Nearly 100 people from various stakeholder groups attended CTC’s Safety Series Seminar on Wednesday, 27th May 2015. The third in a series of safety seminars focusing on high risk activities, the topic this time was working at heights and rope access.
Falling from heights is the leading cause of death in the construction industry. It’s three times more common in construction than in any other industry, with 1.03 deaths per 100,000 workers. In addition to the high number of fatalities due to falls, each day, 21 workers lodged a workers’ compensation claim for a falls-related injury and required one or more weeks off work, across all industries Australia-wide, according to Safe Work Australia’s report Work related injuries and fatalities involving a fall from height, October 2013.
The Construction Training Centre CEO Phil Diver said it was for this reason that the Centre chose heights and rope access as the topic for their Safety Series Seminar.
Following no less than 500 logged rope access hours, an operator may apply for a level 2 operator assessment.

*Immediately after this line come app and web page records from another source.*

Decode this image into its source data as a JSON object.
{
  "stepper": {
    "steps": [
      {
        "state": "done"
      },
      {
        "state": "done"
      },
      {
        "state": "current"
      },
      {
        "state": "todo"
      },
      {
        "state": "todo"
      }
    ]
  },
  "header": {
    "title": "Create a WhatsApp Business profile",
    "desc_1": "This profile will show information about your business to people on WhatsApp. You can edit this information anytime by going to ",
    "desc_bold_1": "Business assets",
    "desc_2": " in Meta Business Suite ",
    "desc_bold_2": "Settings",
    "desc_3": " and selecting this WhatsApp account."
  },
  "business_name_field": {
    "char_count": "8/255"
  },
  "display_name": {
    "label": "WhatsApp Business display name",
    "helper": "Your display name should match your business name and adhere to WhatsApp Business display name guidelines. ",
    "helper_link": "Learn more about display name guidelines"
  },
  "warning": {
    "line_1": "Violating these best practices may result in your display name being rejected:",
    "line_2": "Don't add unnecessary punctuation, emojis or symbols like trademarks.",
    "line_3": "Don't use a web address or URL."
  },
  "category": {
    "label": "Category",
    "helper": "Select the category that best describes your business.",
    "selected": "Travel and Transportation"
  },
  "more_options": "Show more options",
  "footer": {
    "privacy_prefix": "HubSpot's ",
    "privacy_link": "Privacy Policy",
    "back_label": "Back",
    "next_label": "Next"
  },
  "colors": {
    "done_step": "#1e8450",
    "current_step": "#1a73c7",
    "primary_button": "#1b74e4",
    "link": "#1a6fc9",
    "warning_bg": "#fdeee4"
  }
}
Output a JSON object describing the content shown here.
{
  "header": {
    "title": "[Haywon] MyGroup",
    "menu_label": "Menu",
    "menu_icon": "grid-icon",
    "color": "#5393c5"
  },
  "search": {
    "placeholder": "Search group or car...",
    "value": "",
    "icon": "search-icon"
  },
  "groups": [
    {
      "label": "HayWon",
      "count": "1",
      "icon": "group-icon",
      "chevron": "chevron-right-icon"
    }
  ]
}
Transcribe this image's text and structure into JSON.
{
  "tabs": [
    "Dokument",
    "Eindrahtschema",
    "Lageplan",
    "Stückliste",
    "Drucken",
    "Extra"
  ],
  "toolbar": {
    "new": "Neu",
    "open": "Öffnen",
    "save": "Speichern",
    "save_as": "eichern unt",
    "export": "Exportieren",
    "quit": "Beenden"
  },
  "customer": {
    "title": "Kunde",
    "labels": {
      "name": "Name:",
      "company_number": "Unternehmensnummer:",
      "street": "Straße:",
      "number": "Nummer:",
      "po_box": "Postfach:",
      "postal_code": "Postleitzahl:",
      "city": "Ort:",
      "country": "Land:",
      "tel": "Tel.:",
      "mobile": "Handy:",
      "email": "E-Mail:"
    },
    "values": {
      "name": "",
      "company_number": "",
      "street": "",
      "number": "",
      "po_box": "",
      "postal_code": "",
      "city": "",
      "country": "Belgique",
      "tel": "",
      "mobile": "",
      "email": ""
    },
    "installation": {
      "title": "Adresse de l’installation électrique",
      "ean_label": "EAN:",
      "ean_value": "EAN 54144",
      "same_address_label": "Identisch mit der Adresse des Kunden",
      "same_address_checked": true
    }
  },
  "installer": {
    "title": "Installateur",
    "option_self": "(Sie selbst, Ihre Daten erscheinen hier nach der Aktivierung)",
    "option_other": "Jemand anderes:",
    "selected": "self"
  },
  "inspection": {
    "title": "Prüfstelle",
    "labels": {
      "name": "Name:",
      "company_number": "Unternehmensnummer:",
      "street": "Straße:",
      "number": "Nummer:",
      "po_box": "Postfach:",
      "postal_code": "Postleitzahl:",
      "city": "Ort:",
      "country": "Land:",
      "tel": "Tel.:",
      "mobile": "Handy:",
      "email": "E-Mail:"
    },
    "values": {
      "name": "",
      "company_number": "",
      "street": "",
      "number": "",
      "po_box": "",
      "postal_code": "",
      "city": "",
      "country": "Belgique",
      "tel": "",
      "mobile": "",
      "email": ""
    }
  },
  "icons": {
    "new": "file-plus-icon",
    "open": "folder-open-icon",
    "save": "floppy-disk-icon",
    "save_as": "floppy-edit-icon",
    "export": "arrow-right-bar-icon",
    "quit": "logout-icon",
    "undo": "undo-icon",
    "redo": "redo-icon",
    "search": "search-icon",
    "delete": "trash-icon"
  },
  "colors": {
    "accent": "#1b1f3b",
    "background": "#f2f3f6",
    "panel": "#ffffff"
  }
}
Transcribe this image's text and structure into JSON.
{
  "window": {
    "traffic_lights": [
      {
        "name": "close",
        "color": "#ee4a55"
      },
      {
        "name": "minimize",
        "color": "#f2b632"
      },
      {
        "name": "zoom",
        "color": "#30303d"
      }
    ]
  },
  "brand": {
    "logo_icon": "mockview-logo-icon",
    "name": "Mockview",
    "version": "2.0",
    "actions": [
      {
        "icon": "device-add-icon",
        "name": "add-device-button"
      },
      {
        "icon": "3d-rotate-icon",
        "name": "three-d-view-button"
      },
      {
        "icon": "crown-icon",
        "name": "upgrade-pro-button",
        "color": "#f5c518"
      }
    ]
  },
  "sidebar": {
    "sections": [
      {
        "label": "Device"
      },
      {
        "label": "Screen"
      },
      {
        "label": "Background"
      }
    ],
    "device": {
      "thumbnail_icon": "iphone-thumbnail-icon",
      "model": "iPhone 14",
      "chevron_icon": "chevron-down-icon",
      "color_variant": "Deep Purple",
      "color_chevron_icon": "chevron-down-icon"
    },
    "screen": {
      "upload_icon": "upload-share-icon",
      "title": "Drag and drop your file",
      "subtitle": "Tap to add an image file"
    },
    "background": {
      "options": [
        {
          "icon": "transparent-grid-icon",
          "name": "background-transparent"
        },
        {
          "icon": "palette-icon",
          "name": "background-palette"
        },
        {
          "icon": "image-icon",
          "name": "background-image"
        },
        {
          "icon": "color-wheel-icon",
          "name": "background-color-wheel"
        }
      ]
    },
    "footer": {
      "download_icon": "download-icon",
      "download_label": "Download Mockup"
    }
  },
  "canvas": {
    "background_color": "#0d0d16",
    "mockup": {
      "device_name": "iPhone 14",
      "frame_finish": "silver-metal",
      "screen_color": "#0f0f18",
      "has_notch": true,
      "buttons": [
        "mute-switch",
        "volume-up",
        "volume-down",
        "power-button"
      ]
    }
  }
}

Operators at the completion of a successful level 2 assessment may supervise workers on a ‘basic’ site and may also work under the supervision of a Level 3 Operator on an ‘Advanced’ site. The level 2 operators skill extends beyond the level one vertical world and into the horizontal dimension. This skill is accompanied by appropriate rescue techniques and administrative controls for this work method.
Level 3: Ability to do complex rescues in confined space, large towers, under structures
Following no less than 500 logged rope access hours as a level 2, an operator may apply for a level 3 assessment. Operatives at the completion of a successful level 3 assessment may run projects including those on sites classified as ‘Advanced.’ This operative is versed in not only technical skills but additionally in administrative type controls and requirements for health and safety. The Level 3 is currently the highest level operator assessed in ARAA and results in opening a worker to higher level skills in the vertical and horizontal planes, rescue and mechanical advantage.
He told the audience that the ability for rope access technicians to come to a worksite with very little gear, enabling them to move around a site more efficiently, has been an important development in the construction industry.
Chris said more work needs to be done with building design to accommodate anchorage systems.
The final speaker was Tom Martin who is Regional Manager with Capital Safety a major supplier of fall protection equipment in Australia. Tom spoke about recent innovations in fall protection and rescue equipment that help keep workers safe at heights in various environments.
Some points to take away from the seminar …
- It’s a sector of the industry where a little knowledge can be very dangerous.
- Operators should undertake continuous and regular training including refresher training.
- Workers must have access to quality training by a reputable provider (RTO).
- Operators must have access to the right equipment for the job.
- Safety is the key
Persons in charge of a business or undertaking (PCBU) have the right to check the quality of equipment and the skills of rope access technicians. Some things to check include:
- The physical condition of the equipment used by a rope access technician.
- The equipment is tagged and within test date.
- Appropriate preparation is completed including equipment checks and there is a pre-rigged rescue kit available.
- A PCBU has the right to ask for the technician to review their rescue and retrieval process.
- It is key to ensure the technician can demonstrate skills and abilities – not only on paper.
Resource documents will be available from the ARAA shortly.
Visit Hot Leasing to learn about CTC’s start of the art high risk work licence and safety training facilities.